Material supplied
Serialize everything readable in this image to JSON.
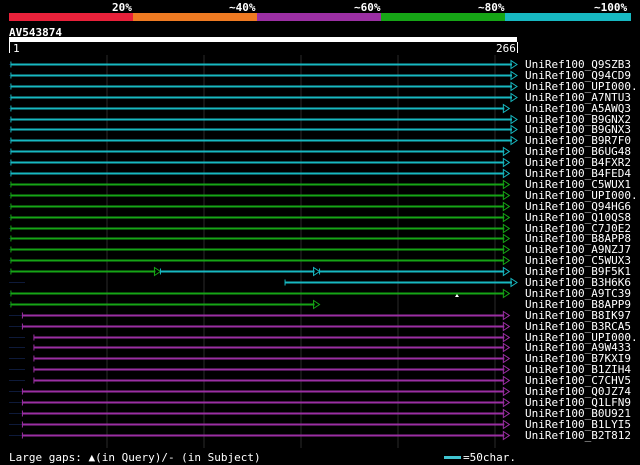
{
  "legend": {
    "percent_labels": [
      "20%",
      "~40%",
      "~60%",
      "~80%",
      "~100%"
    ],
    "colors": [
      "#e8213a",
      "#ee7a22",
      "#9b2fa3",
      "#16a516",
      "#17b8c1"
    ]
  },
  "query": {
    "id": "AV543874",
    "start": "1",
    "end": "266"
  },
  "hits": [
    {
      "label": "UniRef100_Q9SZB3",
      "color": "#17b8c1",
      "segments": [
        [
          2,
          266
        ]
      ]
    },
    {
      "label": "UniRef100_Q94CD9",
      "color": "#17b8c1",
      "segments": [
        [
          2,
          266
        ]
      ]
    },
    {
      "label": "UniRef100_UPI000..",
      "color": "#17b8c1",
      "segments": [
        [
          2,
          266
        ]
      ]
    },
    {
      "label": "UniRef100_A7NTU3",
      "color": "#17b8c1",
      "segments": [
        [
          2,
          266
        ]
      ]
    },
    {
      "label": "UniRef100_A5AWQ3",
      "color": "#17b8c1",
      "segments": [
        [
          2,
          262
        ]
      ]
    },
    {
      "label": "UniRef100_B9GNX2",
      "color": "#17b8c1",
      "segments": [
        [
          2,
          266
        ]
      ]
    },
    {
      "label": "UniRef100_B9GNX3",
      "color": "#17b8c1",
      "segments": [
        [
          2,
          266
        ]
      ]
    },
    {
      "label": "UniRef100_B9R7F0",
      "color": "#17b8c1",
      "segments": [
        [
          2,
          266
        ]
      ]
    },
    {
      "label": "UniRef100_B6UG48",
      "color": "#17b8c1",
      "segments": [
        [
          2,
          262
        ]
      ]
    },
    {
      "label": "UniRef100_B4FXR2",
      "color": "#17b8c1",
      "segments": [
        [
          2,
          262
        ]
      ]
    },
    {
      "label": "UniRef100_B4FED4",
      "color": "#17b8c1",
      "segments": [
        [
          2,
          262
        ]
      ]
    },
    {
      "label": "UniRef100_C5WUX1",
      "color": "#16a516",
      "segments": [
        [
          2,
          262
        ]
      ]
    },
    {
      "label": "UniRef100_UPI000..",
      "color": "#16a516",
      "segments": [
        [
          2,
          262
        ]
      ]
    },
    {
      "label": "UniRef100_Q94HG6",
      "color": "#16a516",
      "segments": [
        [
          2,
          262
        ]
      ]
    },
    {
      "label": "UniRef100_Q10QS8",
      "color": "#16a516",
      "segments": [
        [
          2,
          262
        ]
      ]
    },
    {
      "label": "UniRef100_C7J0E2",
      "color": "#16a516",
      "segments": [
        [
          2,
          262
        ]
      ]
    },
    {
      "label": "UniRef100_B8APP8",
      "color": "#16a516",
      "segments": [
        [
          2,
          262
        ]
      ]
    },
    {
      "label": "UniRef100_A9NZJ7",
      "color": "#16a516",
      "segments": [
        [
          2,
          262
        ]
      ]
    },
    {
      "label": "UniRef100_C5WUX3",
      "color": "#16a516",
      "segments": [
        [
          2,
          262
        ]
      ]
    },
    {
      "label": "UniRef100_B9F5K1",
      "segments": [
        [
          2,
          80,
          "#16a516"
        ],
        [
          80,
          163,
          "#17b8c1"
        ],
        [
          163,
          262,
          "#17b8c1"
        ]
      ]
    },
    {
      "label": "UniRef100_B3H6K6",
      "color": "#17b8c1",
      "segments": [
        [
          145,
          266
        ]
      ]
    },
    {
      "label": "UniRef100_A9TC39",
      "color": "#16a516",
      "segments": [
        [
          2,
          262
        ]
      ]
    },
    {
      "label": "UniRef100_B8APP9",
      "color": "#16a516",
      "segments": [
        [
          2,
          163
        ]
      ]
    },
    {
      "label": "UniRef100_B8IK97",
      "color": "#9b2fa3",
      "segments": [
        [
          8,
          262
        ]
      ]
    },
    {
      "label": "UniRef100_B3RCA5",
      "color": "#9b2fa3",
      "segments": [
        [
          8,
          262
        ]
      ]
    },
    {
      "label": "UniRef100_UPI000..",
      "color": "#9b2fa3",
      "segments": [
        [
          14,
          262
        ]
      ]
    },
    {
      "label": "UniRef100_A9W433",
      "color": "#9b2fa3",
      "segments": [
        [
          14,
          262
        ]
      ]
    },
    {
      "label": "UniRef100_B7KXI9",
      "color": "#9b2fa3",
      "segments": [
        [
          14,
          262
        ]
      ]
    },
    {
      "label": "UniRef100_B1ZIH4",
      "color": "#9b2fa3",
      "segments": [
        [
          14,
          262
        ]
      ]
    },
    {
      "label": "UniRef100_C7CHV5",
      "color": "#9b2fa3",
      "segments": [
        [
          14,
          262
        ]
      ]
    },
    {
      "label": "UniRef100_Q0JZ74",
      "color": "#9b2fa3",
      "segments": [
        [
          8,
          262
        ]
      ]
    },
    {
      "label": "UniRef100_Q1LFN9",
      "color": "#9b2fa3",
      "segments": [
        [
          8,
          262
        ]
      ]
    },
    {
      "label": "UniRef100_B0U921",
      "color": "#9b2fa3",
      "segments": [
        [
          8,
          262
        ]
      ]
    },
    {
      "label": "UniRef100_B1LYI5",
      "color": "#9b2fa3",
      "segments": [
        [
          8,
          262
        ]
      ]
    },
    {
      "label": "UniRef100_B2T812",
      "color": "#9b2fa3",
      "segments": [
        [
          8,
          262
        ]
      ]
    }
  ],
  "footer": {
    "gaps_text": "Large gaps: ▲(in Query)/- (in Subject)",
    "scale_text": "=50char.",
    "scale_color": "#40c4d0"
  }
}
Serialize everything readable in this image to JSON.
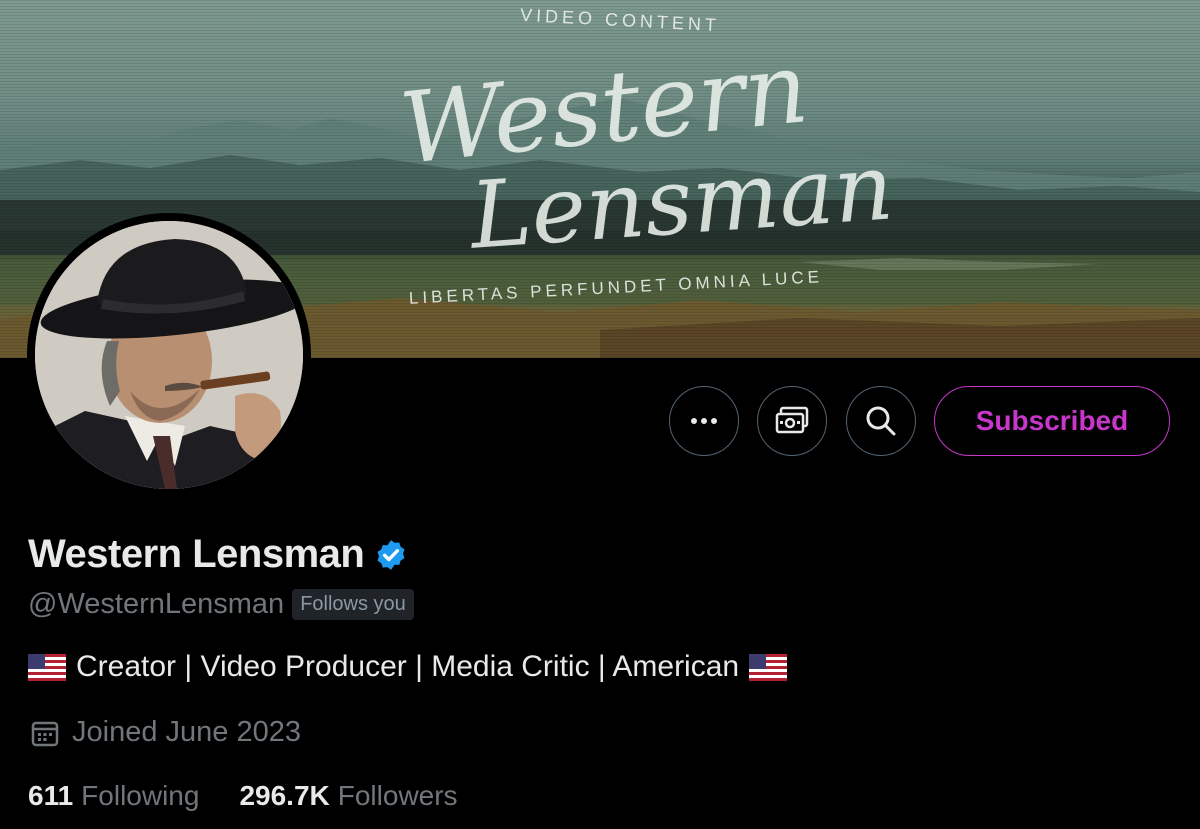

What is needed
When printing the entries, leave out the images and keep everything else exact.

Finished task
Serialize everything readable in this image to JSON.
{
  "legend": {
    "percent_labels": [
      "20%",
      "~40%",
      "~60%",
      "~80%",
      "~100%"
    ],
    "colors": [
      "#e8213a",
      "#ee7a22",
      "#9b2fa3",
      "#16a516",
      "#17b8c1"
    ]
  },
  "query": {
    "id": "AV543874",
    "start": "1",
    "end": "266"
  },
  "hits": [
    {
      "label": "UniRef100_Q9SZB3",
      "color": "#17b8c1",
      "segments": [
        [
          2,
          266
        ]
      ]
    },
    {
      "label": "UniRef100_Q94CD9",
      "color": "#17b8c1",
      "segments": [
        [
          2,
          266
        ]
      ]
    },
    {
      "label": "UniRef100_UPI000..",
      "color": "#17b8c1",
      "segments": [
        [
          2,
          266
        ]
      ]
    },
    {
      "label": "UniRef100_A7NTU3",
      "color": "#17b8c1",
      "segments": [
        [
          2,
          266
        ]
      ]
    },
    {
      "label": "UniRef100_A5AWQ3",
      "color": "#17b8c1",
      "segments": [
        [
          2,
          262
        ]
      ]
    },
    {
      "label": "UniRef100_B9GNX2",
      "color": "#17b8c1",
      "segments": [
        [
          2,
          266
        ]
      ]
    },
    {
      "label": "UniRef100_B9GNX3",
      "color": "#17b8c1",
      "segments": [
        [
          2,
          266
        ]
      ]
    },
    {
      "label": "UniRef100_B9R7F0",
      "color": "#17b8c1",
      "segments": [
        [
          2,
          266
        ]
      ]
    },
    {
      "label": "UniRef100_B6UG48",
      "color": "#17b8c1",
      "segments": [
        [
          2,
          262
        ]
      ]
    },
    {
      "label": "UniRef100_B4FXR2",
      "color": "#17b8c1",
      "segments": [
        [
          2,
          262
        ]
      ]
    },
    {
      "label": "UniRef100_B4FED4",
      "color": "#17b8c1",
      "segments": [
        [
          2,
          262
        ]
      ]
    },
    {
      "label": "UniRef100_C5WUX1",
      "color": "#16a516",
      "segments": [
        [
          2,
          262
        ]
      ]
    },
    {
      "label": "UniRef100_UPI000..",
      "color": "#16a516",
      "segments": [
        [
          2,
          262
        ]
      ]
    },
    {
      "label": "UniRef100_Q94HG6",
      "color": "#16a516",
      "segments": [
        [
          2,
          262
        ]
      ]
    },
    {
      "label": "UniRef100_Q10QS8",
      "color": "#16a516",
      "segments": [
        [
          2,
          262
        ]
      ]
    },
    {
      "label": "UniRef100_C7J0E2",
      "color": "#16a516",
      "segments": [
        [
          2,
          262
        ]
      ]
    },
    {
      "label": "UniRef100_B8APP8",
      "color": "#16a516",
      "segments": [
        [
          2,
          262
        ]
      ]
    },
    {
      "label": "UniRef100_A9NZJ7",
      "color": "#16a516",
      "segments": [
        [
          2,
          262
        ]
      ]
    },
    {
      "label": "UniRef100_C5WUX3",
      "color": "#16a516",
      "segments": [
        [
          2,
          262
        ]
      ]
    },
    {
      "label": "UniRef100_B9F5K1",
      "segments": [
        [
          2,
          80,
          "#16a516"
        ],
        [
          80,
          163,
          "#17b8c1"
        ],
        [
          163,
          262,
          "#17b8c1"
        ]
      ]
    },
    {
      "label": "UniRef100_B3H6K6",
      "color": "#17b8c1",
      "segments": [
        [
          145,
          266
        ]
      ]
    },
    {
      "label": "UniRef100_A9TC39",
      "color": "#16a516",
      "segments": [
        [
          2,
          262
        ]
      ]
    },
    {
      "label": "UniRef100_B8APP9",
      "color": "#16a516",
      "segments": [
        [
          2,
          163
        ]
      ]
    },
    {
      "label": "UniRef100_B8IK97",
      "color": "#9b2fa3",
      "segments": [
        [
          8,
          262
        ]
      ]
    },
    {
      "label": "UniRef100_B3RCA5",
      "color": "#9b2fa3",
      "segments": [
        [
          8,
          262
        ]
      ]
    },
    {
      "label": "UniRef100_UPI000..",
      "color": "#9b2fa3",
      "segments": [
        [
          14,
          262
        ]
      ]
    },
    {
      "label": "UniRef100_A9W433",
      "color": "#9b2fa3",
      "segments": [
        [
          14,
          262
        ]
      ]
    },
    {
      "label": "UniRef100_B7KXI9",
      "color": "#9b2fa3",
      "segments": [
        [
          14,
          262
        ]
      ]
    },
    {
      "label": "UniRef100_B1ZIH4",
      "color": "#9b2fa3",
      "segments": [
        [
          14,
          262
        ]
      ]
    },
    {
      "label": "UniRef100_C7CHV5",
      "color": "#9b2fa3",
      "segments": [
        [
          14,
          262
        ]
      ]
    },
    {
      "label": "UniRef100_Q0JZ74",
      "color": "#9b2fa3",
      "segments": [
        [
          8,
          262
        ]
      ]
    },
    {
      "label": "UniRef100_Q1LFN9",
      "color": "#9b2fa3",
      "segments": [
        [
          8,
          262
        ]
      ]
    },
    {
      "label": "UniRef100_B0U921",
      "color": "#9b2fa3",
      "segments": [
        [
          8,
          262
        ]
      ]
    },
    {
      "label": "UniRef100_B1LYI5",
      "color": "#9b2fa3",
      "segments": [
        [
          8,
          262
        ]
      ]
    },
    {
      "label": "UniRef100_B2T812",
      "color": "#9b2fa3",
      "segments": [
        [
          8,
          262
        ]
      ]
    }
  ],
  "footer": {
    "gaps_text": "Large gaps: ▲(in Query)/- (in Subject)",
    "scale_text": "=50char.",
    "scale_color": "#40c4d0"
  }
}
Serialize everything readable in this image to JSON.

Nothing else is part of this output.